Jane has been diagnosed with a neurological disease which affects her memory and as a result can no longer work.  She also needs surgery on her painful knees.  Because of long-time domestic abuse, she has suffered from PTSD for many years.  She is on state disability and is in the process of applying for social security relief.     Jane is still able to drive her small car so we gave her a voucher for gasoline so she can more easily make it to group counseling sessions rather than walking to the bus stop.

Belinda had pneumonia.    She called us from the hospital to explain why she couldn't come by to see us, that she had received a pledge from St. Paul's Alms Ministry the week before and needed the church network's help to pay her monthly phone bill.   It was her lifeline and her only way of keeping in touch with helpful neighbors.    We verified her plight with both the hospital and St. Paul's, and delivered our pledge by hand into St. Paul's safekeeping. 

Estelle is well educated with an advanced degree earned in her adult years and on which she is still paying student loans of $250 per month.     She is now unable to work.  She is also the sole caretaker of her adult schizophrenic son who lives with her.   Their combined income is $1500 per month which is considered too large for her to qualify for many kinds of  assistance.    She is hoping for forgiveness of her student loan, but until that happens, it is difficult to make ends meet.   We gave her a pledge towards payment of her power bill.   A TV switched on for most hours of the day is essential in the daily routine of her son.

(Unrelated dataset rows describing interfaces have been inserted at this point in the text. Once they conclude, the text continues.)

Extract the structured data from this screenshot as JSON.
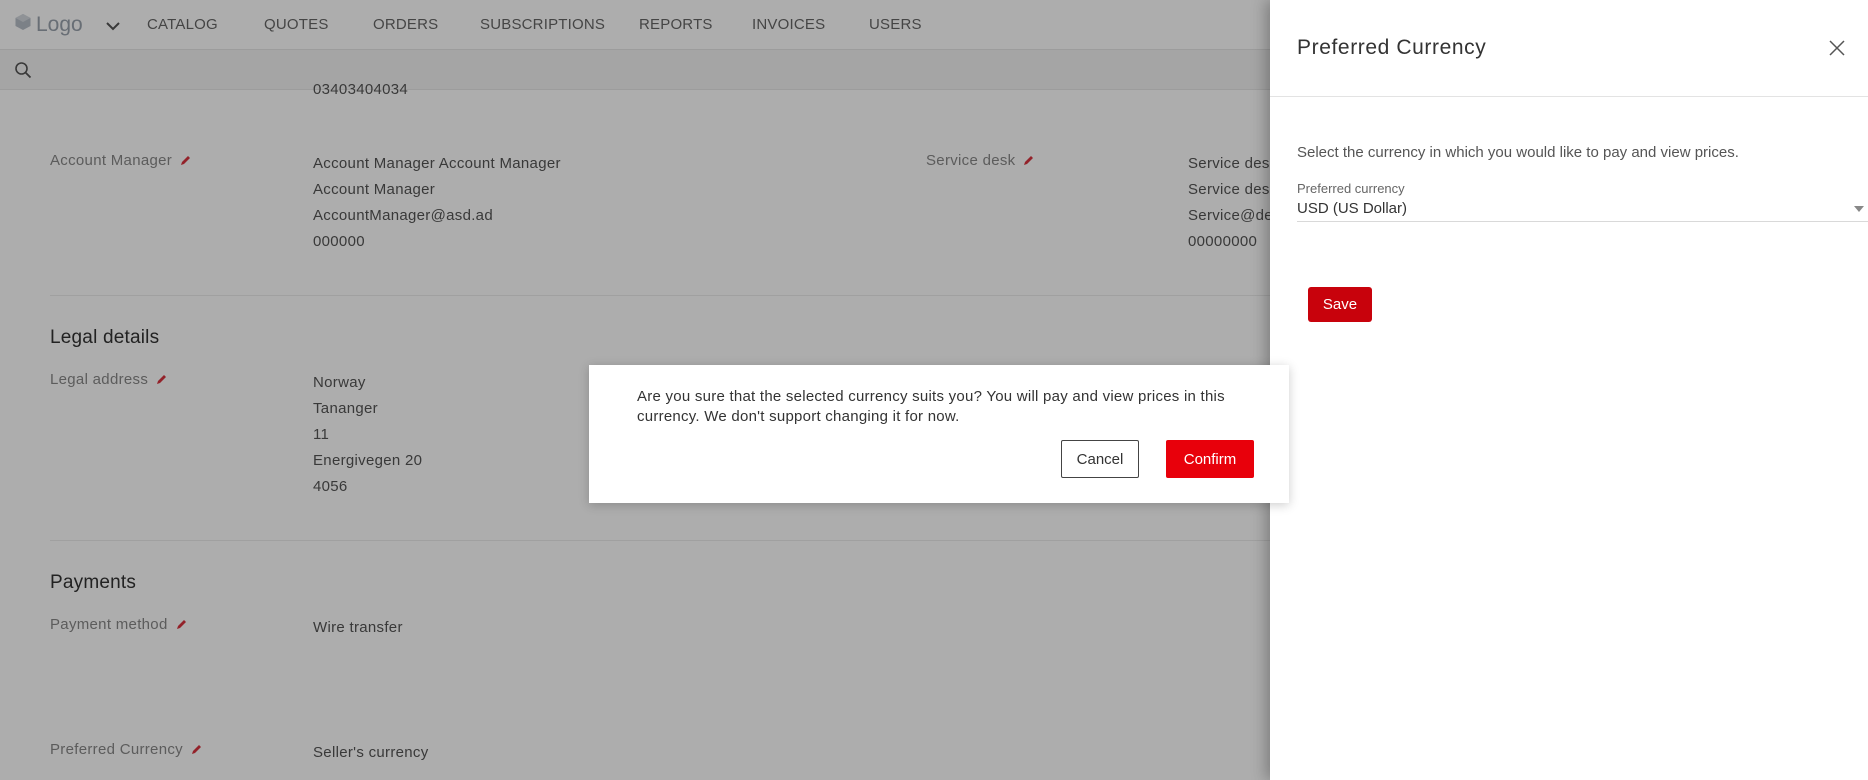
{
  "app": {
    "logo_text": "Logo"
  },
  "nav": {
    "items": [
      "CATALOG",
      "QUOTES",
      "ORDERS",
      "SUBSCRIPTIONS",
      "REPORTS",
      "INVOICES",
      "USERS"
    ]
  },
  "account": {
    "partial_phone": "03403404034",
    "account_manager": {
      "label": "Account Manager",
      "lines": [
        "Account Manager Account Manager",
        "Account Manager",
        "AccountManager@asd.ad",
        "000000"
      ]
    },
    "service_desk": {
      "label": "Service desk",
      "lines": [
        "Service des",
        "Service des",
        "Service@de",
        "00000000"
      ]
    }
  },
  "legal": {
    "title": "Legal details",
    "address_label": "Legal address",
    "address_lines": [
      "Norway",
      "Tananger",
      "11",
      "Energivegen 20",
      "4056"
    ]
  },
  "payments": {
    "title": "Payments",
    "method_label": "Payment method",
    "method_value": "Wire transfer",
    "currency_label": "Preferred Currency",
    "currency_value": "Seller's currency"
  },
  "drawer": {
    "title": "Preferred Currency",
    "description": "Select the currency in which you would like to pay and view prices.",
    "field_label": "Preferred currency",
    "selected_value": "USD (US Dollar)",
    "save_label": "Save"
  },
  "modal": {
    "message": "Are you sure that the selected currency suits you? You will pay and view prices in this currency. We don't support changing it for now.",
    "cancel_label": "Cancel",
    "confirm_label": "Confirm"
  },
  "colors": {
    "accent": "#e8000b",
    "save_button": "#c8020c",
    "pencil_icon": "#d9333f"
  },
  "icons": [
    "logo-cube-icon",
    "chevron-down-icon",
    "search-icon",
    "pencil-icon",
    "close-icon",
    "caret-down-icon"
  ]
}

These stories are often difficult to hear, but the women are stoic and struggle along as best they can.  On their behalf, we thank you for your continuing monetary support of our ministry.  Blessings to them--and to you.